### WHAT YOU SHOULD DO:
Your output should consist of every record, copied exactly.

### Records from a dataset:

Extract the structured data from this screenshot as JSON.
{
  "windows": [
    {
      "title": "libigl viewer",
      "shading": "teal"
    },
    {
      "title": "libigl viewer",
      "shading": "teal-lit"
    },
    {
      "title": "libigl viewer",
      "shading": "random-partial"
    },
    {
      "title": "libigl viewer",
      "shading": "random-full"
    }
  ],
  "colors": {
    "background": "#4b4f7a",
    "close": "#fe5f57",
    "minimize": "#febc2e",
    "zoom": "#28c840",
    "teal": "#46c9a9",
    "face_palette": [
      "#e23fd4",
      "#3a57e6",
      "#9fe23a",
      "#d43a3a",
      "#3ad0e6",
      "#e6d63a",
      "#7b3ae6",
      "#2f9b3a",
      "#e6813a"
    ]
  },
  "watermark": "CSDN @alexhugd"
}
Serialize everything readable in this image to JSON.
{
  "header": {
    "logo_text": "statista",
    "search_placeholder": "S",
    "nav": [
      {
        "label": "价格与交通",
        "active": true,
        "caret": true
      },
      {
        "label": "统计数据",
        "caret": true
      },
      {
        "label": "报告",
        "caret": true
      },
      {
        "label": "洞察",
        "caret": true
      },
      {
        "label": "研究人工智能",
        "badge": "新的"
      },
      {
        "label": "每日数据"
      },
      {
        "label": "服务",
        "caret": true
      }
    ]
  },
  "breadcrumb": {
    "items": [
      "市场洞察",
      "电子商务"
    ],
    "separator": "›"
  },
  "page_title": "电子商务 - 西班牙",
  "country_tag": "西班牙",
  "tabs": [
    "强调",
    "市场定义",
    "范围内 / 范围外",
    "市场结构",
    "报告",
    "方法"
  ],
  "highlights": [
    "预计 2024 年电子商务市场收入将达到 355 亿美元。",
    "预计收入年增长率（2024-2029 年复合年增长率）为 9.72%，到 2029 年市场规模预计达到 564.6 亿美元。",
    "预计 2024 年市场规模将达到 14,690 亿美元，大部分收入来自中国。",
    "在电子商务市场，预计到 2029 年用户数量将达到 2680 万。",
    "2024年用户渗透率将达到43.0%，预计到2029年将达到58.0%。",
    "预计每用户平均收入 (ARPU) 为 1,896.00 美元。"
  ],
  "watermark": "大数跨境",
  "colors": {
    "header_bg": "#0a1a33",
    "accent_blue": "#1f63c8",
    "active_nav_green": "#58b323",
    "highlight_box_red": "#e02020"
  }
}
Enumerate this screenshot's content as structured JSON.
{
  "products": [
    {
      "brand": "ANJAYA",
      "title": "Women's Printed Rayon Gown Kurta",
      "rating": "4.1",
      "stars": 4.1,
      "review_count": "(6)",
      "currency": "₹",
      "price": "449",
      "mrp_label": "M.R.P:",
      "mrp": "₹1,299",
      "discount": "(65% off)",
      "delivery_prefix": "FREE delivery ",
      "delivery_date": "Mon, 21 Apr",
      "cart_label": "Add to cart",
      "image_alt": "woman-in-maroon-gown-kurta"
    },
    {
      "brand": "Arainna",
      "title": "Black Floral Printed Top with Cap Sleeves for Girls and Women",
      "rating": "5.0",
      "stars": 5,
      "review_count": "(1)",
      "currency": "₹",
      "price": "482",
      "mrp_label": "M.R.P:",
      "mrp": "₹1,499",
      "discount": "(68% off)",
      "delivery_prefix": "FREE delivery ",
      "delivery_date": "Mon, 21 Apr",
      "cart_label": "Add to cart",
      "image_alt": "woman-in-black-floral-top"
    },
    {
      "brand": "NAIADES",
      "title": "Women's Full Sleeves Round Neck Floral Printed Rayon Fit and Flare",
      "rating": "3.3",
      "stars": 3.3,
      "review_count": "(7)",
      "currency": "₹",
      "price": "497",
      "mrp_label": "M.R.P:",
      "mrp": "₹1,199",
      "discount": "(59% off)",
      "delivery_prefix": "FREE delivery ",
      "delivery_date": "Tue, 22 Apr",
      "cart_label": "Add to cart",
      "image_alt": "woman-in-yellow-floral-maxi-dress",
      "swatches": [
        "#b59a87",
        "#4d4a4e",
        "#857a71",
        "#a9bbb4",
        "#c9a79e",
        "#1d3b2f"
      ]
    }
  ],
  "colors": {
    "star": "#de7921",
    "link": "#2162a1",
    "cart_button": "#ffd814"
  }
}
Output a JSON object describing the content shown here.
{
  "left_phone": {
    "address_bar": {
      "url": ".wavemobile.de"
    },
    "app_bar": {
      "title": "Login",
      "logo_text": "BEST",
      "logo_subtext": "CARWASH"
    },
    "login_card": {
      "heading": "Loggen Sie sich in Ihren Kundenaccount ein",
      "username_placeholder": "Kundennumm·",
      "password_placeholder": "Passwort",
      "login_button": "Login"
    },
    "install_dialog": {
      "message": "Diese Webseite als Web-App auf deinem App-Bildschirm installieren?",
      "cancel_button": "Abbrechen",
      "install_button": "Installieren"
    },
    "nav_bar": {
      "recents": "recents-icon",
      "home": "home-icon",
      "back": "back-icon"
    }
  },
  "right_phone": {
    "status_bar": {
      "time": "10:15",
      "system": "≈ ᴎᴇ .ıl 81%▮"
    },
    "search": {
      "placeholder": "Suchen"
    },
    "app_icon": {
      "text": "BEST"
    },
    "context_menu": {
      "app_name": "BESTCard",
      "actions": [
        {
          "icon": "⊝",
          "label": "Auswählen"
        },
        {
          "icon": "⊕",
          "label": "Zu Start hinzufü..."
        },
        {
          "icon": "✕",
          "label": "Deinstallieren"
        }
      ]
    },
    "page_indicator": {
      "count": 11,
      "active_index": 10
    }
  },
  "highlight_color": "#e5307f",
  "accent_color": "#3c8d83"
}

### SOLUTION TO THIS TASK:
Extract the structured data from this screenshot as JSON.
{
  "windows": [
    {
      "title": "libigl viewer",
      "shading": "teal"
    },
    {
      "title": "libigl viewer",
      "shading": "teal-lit"
    },
    {
      "title": "libigl viewer",
      "shading": "random-partial"
    },
    {
      "title": "libigl viewer",
      "shading": "random-full"
    }
  ],
  "colors": {
    "background": "#4b4f7a",
    "close": "#fe5f57",
    "minimize": "#febc2e",
    "zoom": "#28c840",
    "teal": "#46c9a9",
    "face_palette": [
      "#e23fd4",
      "#3a57e6",
      "#9fe23a",
      "#d43a3a",
      "#3ad0e6",
      "#e6d63a",
      "#7b3ae6",
      "#2f9b3a",
      "#e6813a"
    ]
  },
  "watermark": "CSDN @alexhugd"
}
Serialize everything readable in this image to JSON.
{
  "header": {
    "logo_text": "statista",
    "search_placeholder": "S",
    "nav": [
      {
        "label": "价格与交通",
        "active": true,
        "caret": true
      },
      {
        "label": "统计数据",
        "caret": true
      },
      {
        "label": "报告",
        "caret": true
      },
      {
        "label": "洞察",
        "caret": true
      },
      {
        "label": "研究人工智能",
        "badge": "新的"
      },
      {
        "label": "每日数据"
      },
      {
        "label": "服务",
        "caret": true
      }
    ]
  },
  "breadcrumb": {
    "items": [
      "市场洞察",
      "电子商务"
    ],
    "separator": "›"
  },
  "page_title": "电子商务 - 西班牙",
  "country_tag": "西班牙",
  "tabs": [
    "强调",
    "市场定义",
    "范围内 / 范围外",
    "市场结构",
    "报告",
    "方法"
  ],
  "highlights": [
    "预计 2024 年电子商务市场收入将达到 355 亿美元。",
    "预计收入年增长率（2024-2029 年复合年增长率）为 9.72%，到 2029 年市场规模预计达到 564.6 亿美元。",
    "预计 2024 年市场规模将达到 14,690 亿美元，大部分收入来自中国。",
    "在电子商务市场，预计到 2029 年用户数量将达到 2680 万。",
    "2024年用户渗透率将达到43.0%，预计到2029年将达到58.0%。",
    "预计每用户平均收入 (ARPU) 为 1,896.00 美元。"
  ],
  "watermark": "大数跨境",
  "colors": {
    "header_bg": "#0a1a33",
    "accent_blue": "#1f63c8",
    "active_nav_green": "#58b323",
    "highlight_box_red": "#e02020"
  }
}
Enumerate this screenshot's content as structured JSON.
{
  "products": [
    {
      "brand": "ANJAYA",
      "title": "Women's Printed Rayon Gown Kurta",
      "rating": "4.1",
      "stars": 4.1,
      "review_count": "(6)",
      "currency": "₹",
      "price": "449",
      "mrp_label": "M.R.P:",
      "mrp": "₹1,299",
      "discount": "(65% off)",
      "delivery_prefix": "FREE delivery ",
      "delivery_date": "Mon, 21 Apr",
      "cart_label": "Add to cart",
      "image_alt": "woman-in-maroon-gown-kurta"
    },
    {
      "brand": "Arainna",
      "title": "Black Floral Printed Top with Cap Sleeves for Girls and Women",
      "rating": "5.0",
      "stars": 5,
      "review_count": "(1)",
      "currency": "₹",
      "price": "482",
      "mrp_label": "M.R.P:",
      "mrp": "₹1,499",
      "discount": "(68% off)",
      "delivery_prefix": "FREE delivery ",
      "delivery_date": "Mon, 21 Apr",
      "cart_label": "Add to cart",
      "image_alt": "woman-in-black-floral-top"
    },
    {
      "brand": "NAIADES",
      "title": "Women's Full Sleeves Round Neck Floral Printed Rayon Fit and Flare",
      "rating": "3.3",
      "stars": 3.3,
      "review_count": "(7)",
      "currency": "₹",
      "price": "497",
      "mrp_label": "M.R.P:",
      "mrp": "₹1,199",
      "discount": "(59% off)",
      "delivery_prefix": "FREE delivery ",
      "delivery_date": "Tue, 22 Apr",
      "cart_label": "Add to cart",
      "image_alt": "woman-in-yellow-floral-maxi-dress",
      "swatches": [
        "#b59a87",
        "#4d4a4e",
        "#857a71",
        "#a9bbb4",
        "#c9a79e",
        "#1d3b2f"
      ]
    }
  ],
  "colors": {
    "star": "#de7921",
    "link": "#2162a1",
    "cart_button": "#ffd814"
  }
}
Output a JSON object describing the content shown here.
{
  "left_phone": {
    "address_bar": {
      "url": ".wavemobile.de"
    },
    "app_bar": {
      "title": "Login",
      "logo_text": "BEST",
      "logo_subtext": "CARWASH"
    },
    "login_card": {
      "heading": "Loggen Sie sich in Ihren Kundenaccount ein",
      "username_placeholder": "Kundennumm·",
      "password_placeholder": "Passwort",
      "login_button": "Login"
    },
    "install_dialog": {
      "message": "Diese Webseite als Web-App auf deinem App-Bildschirm installieren?",
      "cancel_button": "Abbrechen",
      "install_button": "Installieren"
    },
    "nav_bar": {
      "recents": "recents-icon",
      "home": "home-icon",
      "back": "back-icon"
    }
  },
  "right_phone": {
    "status_bar": {
      "time": "10:15",
      "system": "≈ ᴎᴇ .ıl 81%▮"
    },
    "search": {
      "placeholder": "Suchen"
    },
    "app_icon": {
      "text": "BEST"
    },
    "context_menu": {
      "app_name": "BESTCard",
      "actions": [
        {
          "icon": "⊝",
          "label": "Auswählen"
        },
        {
          "icon": "⊕",
          "label": "Zu Start hinzufü..."
        },
        {
          "icon": "✕",
          "label": "Deinstallieren"
        }
      ]
    },
    "page_indicator": {
      "count": 11,
      "active_index": 10
    }
  },
  "highlight_color": "#e5307f",
  "accent_color": "#3c8d83"
}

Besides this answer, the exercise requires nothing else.